  1. sachmet says:

    If I were CNN, I'd run with this. They are trying to beat Fox News on credibility at this point, and more people trust CNN before Fox. It's because of things like this that makes me take anything I see on Fox with a grain of salt.

  2. gordonzola says:

    I have a copy of the original news series on rBGH that the fox affiliate refused to run that resulted in this lawsuit. It is amazing un-sensationalist and I would argue that if anything it gives Monsanto et al. too much airtime to present their side.

    "Fox totally vindicated," Fox News reports . . .

    I think I'll go to the mall and buy an anti-war t-shirt.

  3. flipzagging says:

    People are allowed to lie. As we all know, corporations are people, only more so. QED. ;)

    Seriously though I think this ruling just says that there's a vacuum in the law. Maybe one that can't be filled without seriously abridging freedom of speech.

    Here in Soviet Canuckistan, there is a "false news" section of the Criminal Code but prosecutions have been extremely rare. It's very hard to prove somebody didn't believe what they disseminated. It's been used, somewhat dubiously IMO, to prosecute some Nazi pamphleteers.

    • jwz says:

      Well, people aren't always allowed to lie; e.g., freedom of speech doesn't mean you can say "I didn't mean it" to get out of a contract. But you're right that this is bound to be a tricky area of the law.

      • avva says:

        Sure you can. It just won't help you, is all.

      • flipzagging says:

        Maybe the theory was, that a newspaper exposed as falsifying facts would be swiftly judged in the marketplace. So you don't need a law as long as a) people care b) there's freedom of the press c) there's vigorous competition in the media

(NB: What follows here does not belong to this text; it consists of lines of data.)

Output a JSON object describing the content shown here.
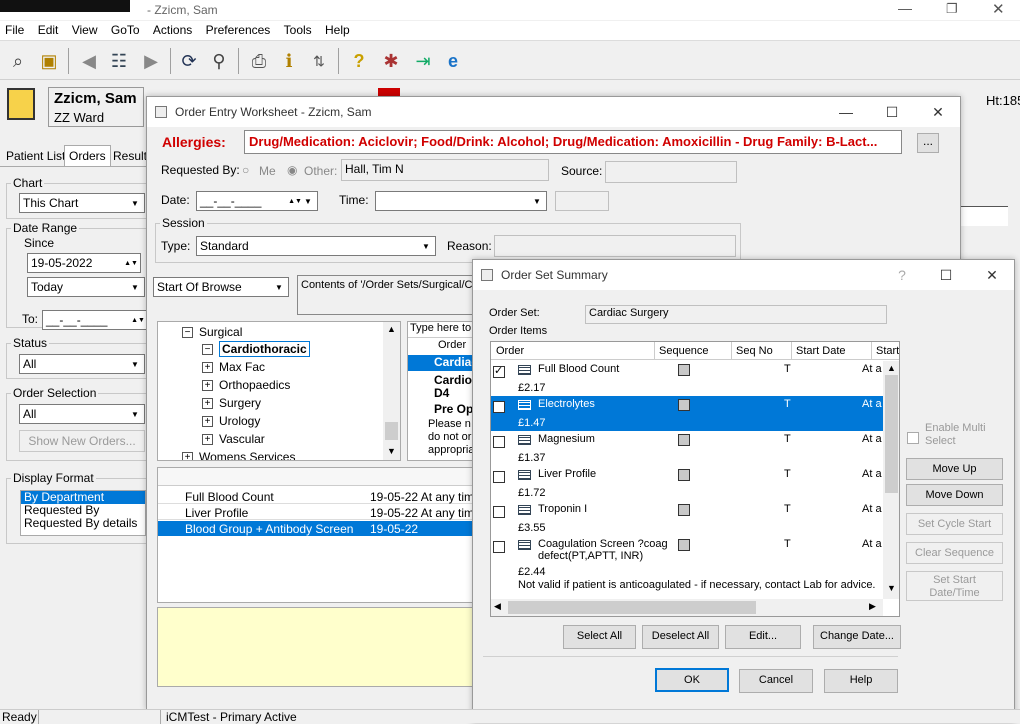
{
  "app": {
    "title": "- Zzicm, Sam",
    "menu": [
      "File",
      "Edit",
      "View",
      "GoTo",
      "Actions",
      "Preferences",
      "Tools",
      "Help"
    ]
  },
  "patient": {
    "name": "Zzicm, Sam",
    "ward": "ZZ Ward",
    "id_partial": "...",
    "ht_label": "Ht:185"
  },
  "left_panel": {
    "tabs": [
      "Patient List",
      "Orders",
      "Results"
    ],
    "chart_label": "Chart",
    "chart_value": "This Chart",
    "date_range_label": "Date Range",
    "since_label": "Since",
    "since_value": "19-05-2022",
    "today_value": "Today",
    "to_label": "To:",
    "to_value": "__-__-____",
    "status_label": "Status",
    "status_value": "All",
    "order_selection_label": "Order Selection",
    "order_selection_value": "All",
    "show_new_orders": "Show New Orders...",
    "display_format_label": "Display Format",
    "display_format_options": [
      "By Department",
      "Requested By",
      "Requested By details"
    ]
  },
  "order_entry": {
    "title": "Order Entry Worksheet - Zzicm, Sam",
    "allergies_label": "Allergies:",
    "allergies_text": "Drug/Medication: Aciclovir; Food/Drink: Alcohol; Drug/Medication: Amoxicillin - Drug Family: B-Lact...",
    "ellipsis_button": "...",
    "requested_by_label": "Requested By:",
    "me_label": "Me",
    "other_label": "Other:",
    "other_value": "Hall, Tim N",
    "source_label": "Source:",
    "date_label": "Date:",
    "date_value": "__-__-____",
    "time_label": "Time:",
    "session_label": "Session",
    "type_label": "Type:",
    "type_value": "Standard",
    "reason_label": "Reason:",
    "browse_value": "Start Of Browse",
    "contents_text": "Contents of '/Order Sets/Surgical/Ca",
    "tree": [
      {
        "label": "Surgical",
        "sign": "−"
      },
      {
        "label": "Cardiothoracic",
        "sign": "−"
      },
      {
        "label": "Max Fac",
        "sign": "+"
      },
      {
        "label": "Orthopaedics",
        "sign": "+"
      },
      {
        "label": "Surgery",
        "sign": "+"
      },
      {
        "label": "Urology",
        "sign": "+"
      },
      {
        "label": "Vascular",
        "sign": "+"
      },
      {
        "label": "Womens Services",
        "sign": "+"
      }
    ],
    "type_here": "Type here to",
    "order_col": "Order",
    "list_items": [
      "Cardiac",
      "Cardiot",
      "D4",
      "Pre Op"
    ],
    "please_note": [
      "Please n",
      "do not or",
      "appropria"
    ],
    "orders": [
      {
        "name": "Full Blood Count",
        "date": "19-05-22 At any time"
      },
      {
        "name": "Liver Profile",
        "date": "19-05-22 At any time"
      },
      {
        "name": "Blood Group + Antibody Screen",
        "date": "19-05-22"
      }
    ]
  },
  "order_set_summary": {
    "title": "Order Set Summary",
    "order_set_label": "Order Set:",
    "order_set_value": "Cardiac Surgery",
    "order_items_label": "Order Items",
    "columns": [
      "Order",
      "Sequence",
      "Seq No",
      "Start Date",
      "Start"
    ],
    "items": [
      {
        "name": "Full Blood Count",
        "price": "£2.17",
        "checked": true,
        "start": "T",
        "at": "At a"
      },
      {
        "name": "Electrolytes",
        "price": "£1.47",
        "checked": true,
        "start": "T",
        "at": "At a"
      },
      {
        "name": "Magnesium",
        "price": "£1.37",
        "checked": false,
        "start": "T",
        "at": "At a"
      },
      {
        "name": "Liver Profile",
        "price": "£1.72",
        "checked": false,
        "start": "T",
        "at": "At a"
      },
      {
        "name": "Troponin I",
        "price": "£3.55",
        "checked": false,
        "start": "T",
        "at": "At a"
      },
      {
        "name": "Coagulation Screen ?coag",
        "name2": "defect(PT,APTT, INR)",
        "price": "£2.44",
        "note": "Not valid if patient is anticoagulated - if necessary, contact Lab for advice.",
        "checked": false,
        "start": "T",
        "at": "At a"
      }
    ],
    "enable_multi_select": "Enable Multi Select",
    "move_up": "Move Up",
    "move_down": "Move Down",
    "set_cycle_start": "Set Cycle Start",
    "clear_sequence": "Clear Sequence",
    "set_start_datetime": "Set Start Date/Time",
    "select_all": "Select All",
    "deselect_all": "Deselect All",
    "edit": "Edit...",
    "change_date": "Change Date...",
    "ok": "OK",
    "cancel": "Cancel",
    "help": "Help"
  },
  "status_bar": {
    "ready": "Ready",
    "env": "iCMTest - Primary Active"
  }
}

        Is it too cynical to believe that we're in the !(a || b || c) case?

        • omnifarious says:

          My mom, an otherwise very bright person, loves Fox News. She thinks they report things as they _really_ are because their 'slant' agrees with her politics. Now, I doubt this will change her mind. I'm sure she will endlessly defend their credibility, but I have to send it to her anyway.

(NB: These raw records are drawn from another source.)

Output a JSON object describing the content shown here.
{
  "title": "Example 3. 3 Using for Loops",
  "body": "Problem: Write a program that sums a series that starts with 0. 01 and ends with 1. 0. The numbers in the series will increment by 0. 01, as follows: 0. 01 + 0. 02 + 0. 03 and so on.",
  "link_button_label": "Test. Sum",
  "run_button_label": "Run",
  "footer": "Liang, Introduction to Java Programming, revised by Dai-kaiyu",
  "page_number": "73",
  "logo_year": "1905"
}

          I think Fox News is a little worse than most news organizations in this regard, but I don't really think any of them are immune. I just wish they all would flat out admit their agenda instead of feigning 'objectivity'.

          In a similar vein, when people criticize Slashdot for bad or biased journalism, I immediately mark them as being clueless. Slashdot editors make no attempt to hide their biases and opinions. Slashdot has no pretentions to objective journalism, or even journalism at all. These people are just idiots who want to hold Slashdot to an ideal that it doesn't have even the faintest pretense of. I think of them as people who want someone else to do all the hard thinking for them, and if that's what they want, they deserve what they get.